Stafford Hood embarked on a personal journey to understand the role of culture in assessment and evaluation, which he characterized as “nothing less than a lifelong endeavor” (Hood, 2004, p. 35). He was a cherished friend and esteemed colleague. He is deeply missed.
We’re sharing the sad news of the passing of Don Compton with the AEA community, an active AEA member and well-known to many. He was active in several TIGs, authored and co-authored many AJE volumes and, to honor the impressive work he did in building evaluation capacity at the American Cancer Society, was the 2000 recipient of the Alva and Gunnar Myrdal Evaluation Practice Award.

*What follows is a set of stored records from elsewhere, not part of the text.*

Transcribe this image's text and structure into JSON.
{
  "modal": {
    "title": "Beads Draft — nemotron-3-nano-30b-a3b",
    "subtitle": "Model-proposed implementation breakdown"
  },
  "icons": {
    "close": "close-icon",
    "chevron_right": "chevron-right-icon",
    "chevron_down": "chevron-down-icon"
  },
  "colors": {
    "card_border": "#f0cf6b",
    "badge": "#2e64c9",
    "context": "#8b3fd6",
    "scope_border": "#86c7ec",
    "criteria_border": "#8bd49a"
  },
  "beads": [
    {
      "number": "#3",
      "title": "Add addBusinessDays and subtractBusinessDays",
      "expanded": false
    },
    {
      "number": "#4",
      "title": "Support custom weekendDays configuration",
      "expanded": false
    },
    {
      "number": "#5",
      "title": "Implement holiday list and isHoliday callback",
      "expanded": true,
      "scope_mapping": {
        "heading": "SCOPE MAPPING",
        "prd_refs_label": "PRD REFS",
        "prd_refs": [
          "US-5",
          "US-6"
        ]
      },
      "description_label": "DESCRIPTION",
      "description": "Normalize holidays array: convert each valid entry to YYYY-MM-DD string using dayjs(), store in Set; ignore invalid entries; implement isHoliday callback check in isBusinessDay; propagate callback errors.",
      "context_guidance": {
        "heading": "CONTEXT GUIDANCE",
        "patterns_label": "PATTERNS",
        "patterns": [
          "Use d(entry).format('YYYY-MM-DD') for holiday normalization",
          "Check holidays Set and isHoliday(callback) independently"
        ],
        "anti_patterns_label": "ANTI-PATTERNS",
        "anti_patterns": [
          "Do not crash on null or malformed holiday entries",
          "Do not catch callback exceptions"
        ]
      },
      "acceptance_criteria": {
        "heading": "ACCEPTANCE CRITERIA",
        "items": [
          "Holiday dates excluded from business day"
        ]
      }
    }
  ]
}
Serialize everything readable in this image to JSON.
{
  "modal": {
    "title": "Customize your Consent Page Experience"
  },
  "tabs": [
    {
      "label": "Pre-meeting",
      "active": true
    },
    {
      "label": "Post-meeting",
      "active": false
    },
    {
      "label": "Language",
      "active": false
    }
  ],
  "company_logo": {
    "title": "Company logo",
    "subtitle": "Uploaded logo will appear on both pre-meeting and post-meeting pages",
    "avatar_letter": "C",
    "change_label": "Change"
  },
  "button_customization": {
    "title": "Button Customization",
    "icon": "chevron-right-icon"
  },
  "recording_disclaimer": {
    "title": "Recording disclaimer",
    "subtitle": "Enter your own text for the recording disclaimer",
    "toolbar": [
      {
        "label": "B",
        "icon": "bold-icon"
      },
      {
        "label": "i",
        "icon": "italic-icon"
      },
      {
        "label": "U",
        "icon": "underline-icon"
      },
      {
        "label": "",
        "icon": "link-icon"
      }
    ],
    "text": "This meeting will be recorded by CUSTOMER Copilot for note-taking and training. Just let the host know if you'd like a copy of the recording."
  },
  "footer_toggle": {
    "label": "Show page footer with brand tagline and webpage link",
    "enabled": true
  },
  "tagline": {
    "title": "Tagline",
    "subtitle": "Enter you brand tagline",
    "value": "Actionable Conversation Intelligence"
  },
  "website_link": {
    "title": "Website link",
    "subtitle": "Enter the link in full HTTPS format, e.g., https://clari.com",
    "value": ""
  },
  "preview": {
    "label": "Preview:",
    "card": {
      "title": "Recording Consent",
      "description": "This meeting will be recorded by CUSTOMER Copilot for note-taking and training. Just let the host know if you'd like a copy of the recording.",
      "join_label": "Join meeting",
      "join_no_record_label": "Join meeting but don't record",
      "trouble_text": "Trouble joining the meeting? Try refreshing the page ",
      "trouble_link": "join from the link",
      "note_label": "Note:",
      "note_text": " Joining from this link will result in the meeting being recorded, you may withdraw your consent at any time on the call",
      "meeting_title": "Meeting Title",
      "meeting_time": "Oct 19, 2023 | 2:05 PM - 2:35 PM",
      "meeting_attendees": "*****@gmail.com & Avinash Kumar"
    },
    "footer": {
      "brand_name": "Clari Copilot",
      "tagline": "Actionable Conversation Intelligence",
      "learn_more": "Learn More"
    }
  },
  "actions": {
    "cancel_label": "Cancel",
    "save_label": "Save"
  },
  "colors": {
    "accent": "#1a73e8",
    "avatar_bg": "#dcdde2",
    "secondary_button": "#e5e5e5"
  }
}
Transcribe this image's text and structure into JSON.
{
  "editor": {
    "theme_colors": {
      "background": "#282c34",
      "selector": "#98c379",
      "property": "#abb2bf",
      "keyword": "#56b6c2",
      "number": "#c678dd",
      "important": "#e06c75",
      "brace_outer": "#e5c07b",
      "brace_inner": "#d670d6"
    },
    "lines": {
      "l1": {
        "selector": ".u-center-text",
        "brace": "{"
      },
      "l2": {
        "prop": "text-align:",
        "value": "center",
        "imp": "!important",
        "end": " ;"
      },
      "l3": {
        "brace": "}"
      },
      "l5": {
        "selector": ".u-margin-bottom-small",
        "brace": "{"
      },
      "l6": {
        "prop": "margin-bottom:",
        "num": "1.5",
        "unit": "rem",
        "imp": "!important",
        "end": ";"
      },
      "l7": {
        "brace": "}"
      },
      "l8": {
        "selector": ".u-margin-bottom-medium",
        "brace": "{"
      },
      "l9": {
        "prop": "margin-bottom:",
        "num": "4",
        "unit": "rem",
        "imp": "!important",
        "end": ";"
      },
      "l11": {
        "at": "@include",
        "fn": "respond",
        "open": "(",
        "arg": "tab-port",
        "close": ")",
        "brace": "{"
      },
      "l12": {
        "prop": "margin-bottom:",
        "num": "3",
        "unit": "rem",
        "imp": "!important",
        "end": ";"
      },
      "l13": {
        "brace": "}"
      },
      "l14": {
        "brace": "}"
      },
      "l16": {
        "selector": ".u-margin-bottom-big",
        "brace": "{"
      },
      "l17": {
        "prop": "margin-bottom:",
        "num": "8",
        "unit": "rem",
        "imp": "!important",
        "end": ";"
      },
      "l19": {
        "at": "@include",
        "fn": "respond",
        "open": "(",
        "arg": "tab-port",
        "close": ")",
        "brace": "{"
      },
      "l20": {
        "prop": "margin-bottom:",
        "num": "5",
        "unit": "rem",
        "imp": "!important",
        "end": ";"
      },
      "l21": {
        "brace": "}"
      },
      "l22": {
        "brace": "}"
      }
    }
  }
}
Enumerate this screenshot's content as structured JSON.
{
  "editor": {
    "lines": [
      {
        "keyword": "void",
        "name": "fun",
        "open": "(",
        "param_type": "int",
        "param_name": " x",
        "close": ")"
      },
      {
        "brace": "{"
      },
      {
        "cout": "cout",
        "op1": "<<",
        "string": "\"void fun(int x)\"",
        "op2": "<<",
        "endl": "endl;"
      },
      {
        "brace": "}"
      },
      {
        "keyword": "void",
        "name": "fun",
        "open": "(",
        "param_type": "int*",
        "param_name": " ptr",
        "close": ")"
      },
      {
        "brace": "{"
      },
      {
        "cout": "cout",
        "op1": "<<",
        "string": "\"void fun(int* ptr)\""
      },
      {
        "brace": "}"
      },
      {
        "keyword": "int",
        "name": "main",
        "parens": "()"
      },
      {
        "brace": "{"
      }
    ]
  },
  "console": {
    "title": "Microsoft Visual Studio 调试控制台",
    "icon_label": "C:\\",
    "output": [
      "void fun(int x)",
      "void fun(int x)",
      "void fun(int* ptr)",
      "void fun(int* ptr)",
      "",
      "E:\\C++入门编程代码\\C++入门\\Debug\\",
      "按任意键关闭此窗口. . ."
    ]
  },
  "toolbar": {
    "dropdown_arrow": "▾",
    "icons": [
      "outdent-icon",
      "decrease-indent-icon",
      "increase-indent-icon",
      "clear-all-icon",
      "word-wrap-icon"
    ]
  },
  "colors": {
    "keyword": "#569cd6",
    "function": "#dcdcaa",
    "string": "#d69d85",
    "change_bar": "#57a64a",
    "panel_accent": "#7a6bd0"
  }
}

Most won’t know this, but what is now known as the AEA Summer Evaluation Institute grew out of an annual ACS conference Don hosted for fellows participating in the ACS Evaluation Practicum he ran each year. Don was a great friend to many and will be missed. See his official obituary below. For more information feel free to contact Michael Schooley (firstname.lastname@example.org) or Tom Chapel (email@example.com).
Donald Wayne Compton, 71, of Tucker, Georgia, passed away suddenly on March 13, 2023. A Celebration of Life service will be held Saturday, April 15th at 11:00 AM at St. Andrews Presbyterian Church, 4882 Lavista Road, Tucker, GA 30084. Born in Blacksburg, Virginia, on January 8, 1952, Don was the son of the late Stan and Helen Compton. He is preceded in death by his beloved wife, Susan McCain. Don graduated from Hamlin University in 1974 with a Bachelor of Science in sociology. He went on to earn his Masters degree in sociology from Virginia Polytechnic Institute and State University in 1976. Don earned his Ph.D. as Doctor in Philosophy specializing in education, youth studies, and sociology from the University of Minnesota in 1980. He worked for over 10 years in education program evaluation in Houston and Austin, Texas. In 1991, Don worked as an Evaluation Specialist for the Virginia Department of Education. Don moved to Atlanta in 1995 and became the Director of Evaluation Services with the American Cancer Society. In 2003 Don started working with CDC and stayed for over 10 years as a Health Scientist for the Office on Smoking and Health, the Division of Nutrition, Physical Activity, and Obesity, and the Division of Oral Health. After his time with the CDC, Don stayed on as an Independent Program Consultant in the public health, education, and non-profit sector before officially retiring in 2022. Always living life to the fullest, Don’s favorite activities included fishing, camping, spending time with his family and friends, and Virginia Tech Hokie sports. Don was the best at sharing great stories, especially given his exciting life. Don had a wicked sense of humor and the most compassionate heart that will be forever remembered. Don is survived by his two sons, Jonathan Compton and Marco Compton; his wife, Jianping Zeng, all of Tucker, GA; and stepson Shaojing Lu, of New York.